Listen to Keefer weekday afternoons from 3pm-8pmFull Bio



1969, John Lennon and Yoko Ono were married in a 10-minute ceremony in Gibraltar, a British Overseas Territory on Spain's south coast. The duo wanted to get married in France, at first, but were unsuccessful. These events were documented in The Beatles song "The Ballad of John and Yoko," where he wrote:

"Finally made the plane into Paris / Honeymooning down by the Seine / Peter Brown called to say / You can make it OK / You can get married in Gibraltar near Spain."

They spent their honeymoon in Amsterdam campaigning for an international "Bed-In" for peace.

1970 - David Bowie and Angela Bowie were married at Beckenham Registry Office, London. The couple had one child, film director Duncan Jones. They divorced in 1980.

Bowie would later say, "I married her because she was one of the few women that I was capable of living with for more than a week." Although it has often been rumored that she was the subject of The Rolling Stones' song, "Angie", both Mick Jagger and Keith Richards have denied it.

1977 - Lou Reed was banned from appearing The London Palladium because of his punk image. Reed told British music publication Melody Maker the venue pulled his show because they had lumped him in with the most controversial band in the UK, The Sex Pistols. Due to his influence, he was deemed punk by association. (Photo by Fernando Leon/Getty Images)

1990 - Sinead O'Connor releases her second album, I Do Not Want What I Haven't Got. The single "Nothing Compares 2 U," written by Prince, propels her to stardom.

But even its remarkable intimacy wasn't adequate preparation for the harrowing confessionals that composed the majority of the album. The songs mostly address relationships through which O'Connor weaves a stubborn refusal to be defined by anyone but herself.

1991 - Eric Clapton's 4-year-old son Conor died after falling out of a window at his mother's apartment. Clapton later wrote "Tears In Heaven" about Conor.

2009 - The quirky garden store Fountains Of Wayne, which provided the moniker for the band of that name, closes shop after more than 40 years in business. The Wayne, New Jersey, landmark was a Christmas hotspot, as giant Santa’s and holiday displays appeared every season. It was also the backdrop for some scenes from the HBO series The Sopranos.


Lee 'Scratch' Perry was born on this day in 1936. A notoriously eccentric figure, Lee "Scratch" Perry is unquestionably one of reggae's most innovative, influential artists. His recording techniques, from his early use of samples to hallucinatory echo and reverb effects, set the stage for generations of musical experimentation, particularly throughout electronic music and alternative/post-punk, and his free-association vocal style is a clear precedent for rap.

He’s the Salvador Dali of music. He’s a mystery. He knows how to inspire the artist’s soul. Scratch is a shaman.” - Keith Richards

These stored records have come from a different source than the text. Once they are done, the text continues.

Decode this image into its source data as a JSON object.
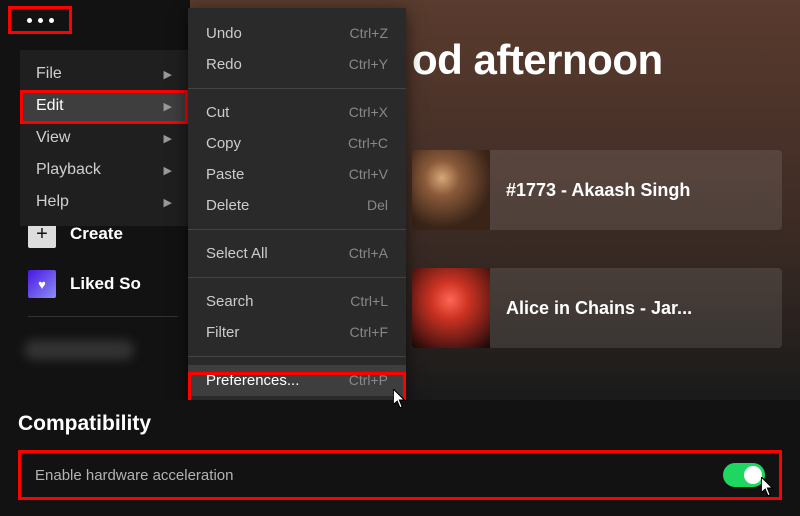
{
  "greeting": "od afternoon",
  "menubar": {
    "items": [
      {
        "label": "File"
      },
      {
        "label": "Edit"
      },
      {
        "label": "View"
      },
      {
        "label": "Playback"
      },
      {
        "label": "Help"
      }
    ]
  },
  "edit_menu": {
    "undo": {
      "label": "Undo",
      "shortcut": "Ctrl+Z"
    },
    "redo": {
      "label": "Redo",
      "shortcut": "Ctrl+Y"
    },
    "cut": {
      "label": "Cut",
      "shortcut": "Ctrl+X"
    },
    "copy": {
      "label": "Copy",
      "shortcut": "Ctrl+C"
    },
    "paste": {
      "label": "Paste",
      "shortcut": "Ctrl+V"
    },
    "delete": {
      "label": "Delete",
      "shortcut": "Del"
    },
    "select_all": {
      "label": "Select All",
      "shortcut": "Ctrl+A"
    },
    "search": {
      "label": "Search",
      "shortcut": "Ctrl+L"
    },
    "filter": {
      "label": "Filter",
      "shortcut": "Ctrl+F"
    },
    "preferences": {
      "label": "Preferences...",
      "shortcut": "Ctrl+P"
    }
  },
  "sidebar": {
    "create": "Create",
    "liked": "Liked So"
  },
  "cards": [
    {
      "title": "#1773 - Akaash Singh"
    },
    {
      "title": "Alice in Chains - Jar..."
    }
  ],
  "compat": {
    "heading": "Compatibility",
    "hw_accel": "Enable hardware acceleration"
  }
}
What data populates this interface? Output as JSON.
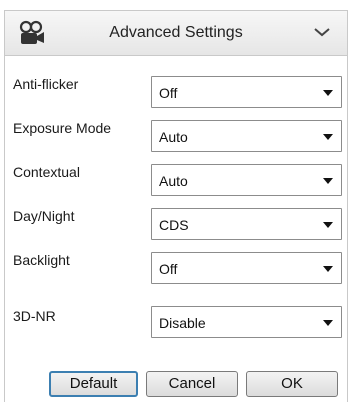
{
  "header": {
    "title": "Advanced Settings",
    "logo_icon": "camera-group-icon",
    "toggle_icon": "chevron-down-icon"
  },
  "settings": [
    {
      "label": "Anti-flicker",
      "value": "Off"
    },
    {
      "label": "Exposure Mode",
      "value": "Auto"
    },
    {
      "label": "Contextual",
      "value": "Auto"
    },
    {
      "label": "Day/Night",
      "value": "CDS"
    },
    {
      "label": "Backlight",
      "value": "Off"
    },
    {
      "label": "3D-NR",
      "value": "Disable"
    }
  ],
  "buttons": {
    "default": "Default",
    "cancel": "Cancel",
    "ok": "OK"
  },
  "colors": {
    "default_button_border": "#3c7fb1"
  }
}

Jimmie Vaughan is 72. Helped in opening up the national market for roadhouse blues and R&B during the late 20th century. With his tough, lean style, he co-led the Fabulous Thunderbirds with vocalist Kim Wilson between 1979 and 1987. In 1990, he and younger brother Stevie Ray Vaughan cut Family Style.

Carl Palmer, drummer for Emerson, Lake and Palmer (and let's not forget Asia), is 73. At age 20, he gets the gig with Greg Lake and Keith Emerson, who choose him over Mitch Mitchell (Jimi Hendrix Experience) for their band Emerson, Lake & Palmer.

On This Day In Music History was sourced from This Day in Music, Mental Floss, Allmusic, Song Facts and Wikipedia.

Sponsored Content

Sponsored Content